A Beginner’s Guide to Poker


Poker is a card game in which players wager money (or chips) against one another. The game has a number of variants, each with its own rules and hand rankings. In most poker games, the player with the highest-ranking hand wins the pot.

Typical poker games require a forced bet at the beginning of each hand, known as the ante or blind bet. These bets are placed into a central pot before the dealer deals each player a single card. After this first deal, a series of betting intervals begins. Each player must place enough chips in the pot before him to raise any bet made by the person to his right.

In addition to the usual high-card poker hands, some poker variants feature a low-card poker hand, called a kicker. The kicker is the highest non-pair card in a hand, and determines whether that hand wins the pot or loses to another.

Most poker games also involve bluffing. This involves projecting confidence in your own hand to make other players believe that it is better than it really is. If your opponents believe you, they will likely fold, which is a great way to avoid a loss and improve your chances of winning the pot.

When you play poker, be sure to use a bankroll that you can afford to lose. You should also keep track of your wins and losses, and try to maximize the amount of money you win.

As you begin to play poker, practice and watch experienced players to develop quick instincts. This will help you become a more successful poker player.

While it may seem difficult to learn all of the rules and strategies for poker, you can get a feel for the game by playing with friends and watching professional players. You can even make a study schedule for yourself to increase your poker knowledge over time.

The most important thing to remember about poker is that it is a game of chance and skill. In order to be a good poker player, you need to develop your poker instincts and have the discipline to make decisions with the most favorable odds. To do this, you should always be aware of your table position and the actions of other players at the table.
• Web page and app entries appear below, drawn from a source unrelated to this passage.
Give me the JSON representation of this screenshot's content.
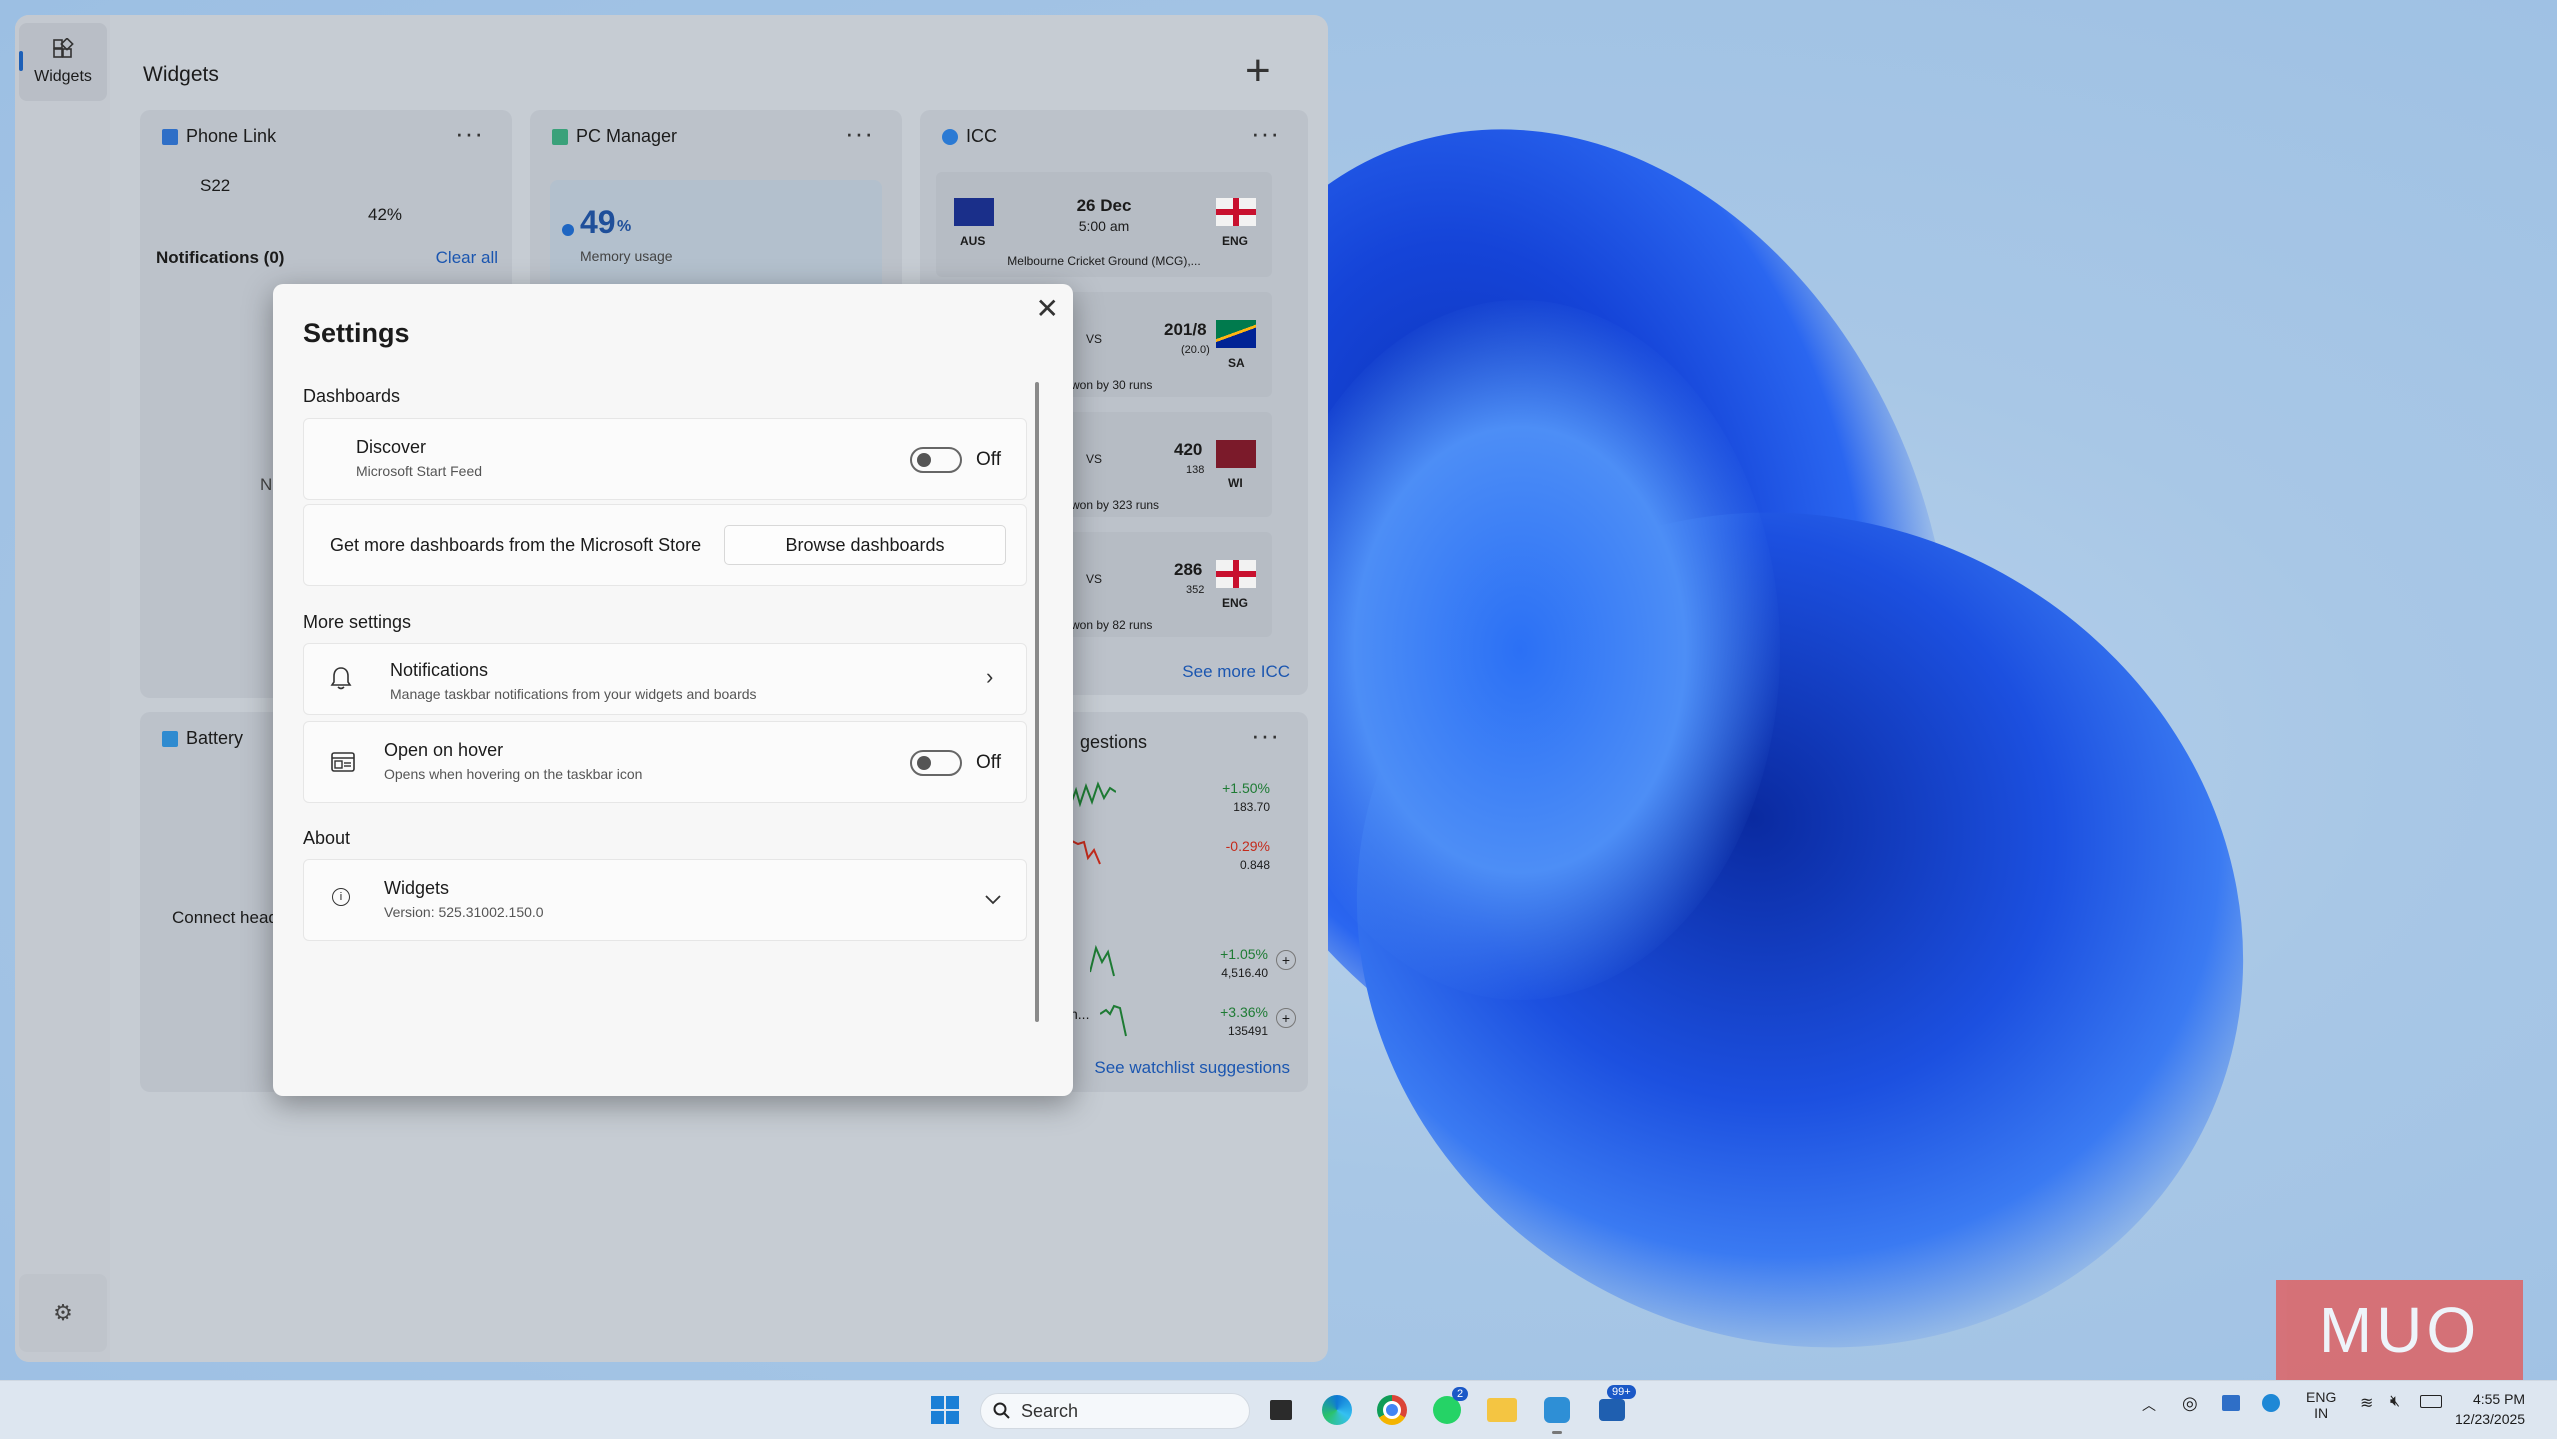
{
  "colors": {
    "accent": "#1b56b0",
    "overlay": "#c6ccd3",
    "positive": "#1e7b34",
    "negative": "#c42b1c"
  },
  "board": {
    "rail_label": "Widgets",
    "title": "Widgets",
    "add_icon": "plus-icon",
    "settings_icon": "gear-icon"
  },
  "phone_link": {
    "title": "Phone Link",
    "device": "S22",
    "battery": "42%",
    "notifications": "Notifications (0)",
    "clear_all": "Clear all",
    "partial_text": "No"
  },
  "pc_manager": {
    "title": "PC Manager",
    "value": "49",
    "unit": "%",
    "label": "Memory usage"
  },
  "icc": {
    "title": "ICC",
    "upcoming": {
      "date": "26 Dec",
      "time": "5:00 am",
      "team1": "AUS",
      "team2": "ENG",
      "venue": "Melbourne Cricket Ground (MCG),..."
    },
    "results": [
      {
        "vs": "VS",
        "score": "201/8",
        "overs": "(20.0)",
        "team": "SA",
        "result": "won by 30 runs"
      },
      {
        "vs": "VS",
        "score": "420",
        "overs": "138",
        "team": "WI",
        "result": "won by 323 runs"
      },
      {
        "vs": "VS",
        "score": "286",
        "overs": "352",
        "team": "ENG",
        "result": "won by 82 runs"
      }
    ],
    "see_more": "See more ICC"
  },
  "battery": {
    "title": "Battery",
    "partial_text": "Connect head"
  },
  "watchlist": {
    "title_partial": "gestions",
    "items": [
      {
        "change": "+1.50%",
        "price": "183.70"
      },
      {
        "change": "-0.29%",
        "price": "0.848"
      },
      {
        "change": "+1.05%",
        "price": "4,516.40"
      },
      {
        "name_partial": "n...",
        "change": "+3.36%",
        "price": "135491"
      }
    ],
    "see_more": "See watchlist suggestions"
  },
  "settings": {
    "title": "Settings",
    "close_icon": "close-icon",
    "dashboards_header": "Dashboards",
    "discover": {
      "title": "Discover",
      "subtitle": "Microsoft Start Feed",
      "state": "Off"
    },
    "store": {
      "text": "Get more dashboards from the Microsoft Store",
      "button": "Browse dashboards"
    },
    "more_header": "More settings",
    "notifications": {
      "title": "Notifications",
      "subtitle": "Manage taskbar notifications from your widgets and boards"
    },
    "hover": {
      "title": "Open on hover",
      "subtitle": "Opens when hovering on the taskbar icon",
      "state": "Off"
    },
    "about_header": "About",
    "about": {
      "title": "Widgets",
      "subtitle": "Version: 525.31002.150.0"
    }
  },
  "taskbar": {
    "search_placeholder": "Search",
    "whatsapp_badge": "2",
    "widgets_badge": "99+",
    "lang1": "ENG",
    "lang2": "IN",
    "time": "4:55 PM",
    "date": "12/23/2025"
  },
  "watermark": "MUO"
}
When you are in early position, you should be cautious about raising your bets. This is because the person to your left will often be a stronger player and could have a superior hand. In addition, you should not play hands that offer the lowest odds of winning, such as unsuited low cards. Moreover, you should not call re-raises when you have weak hands if the other player is being aggressive.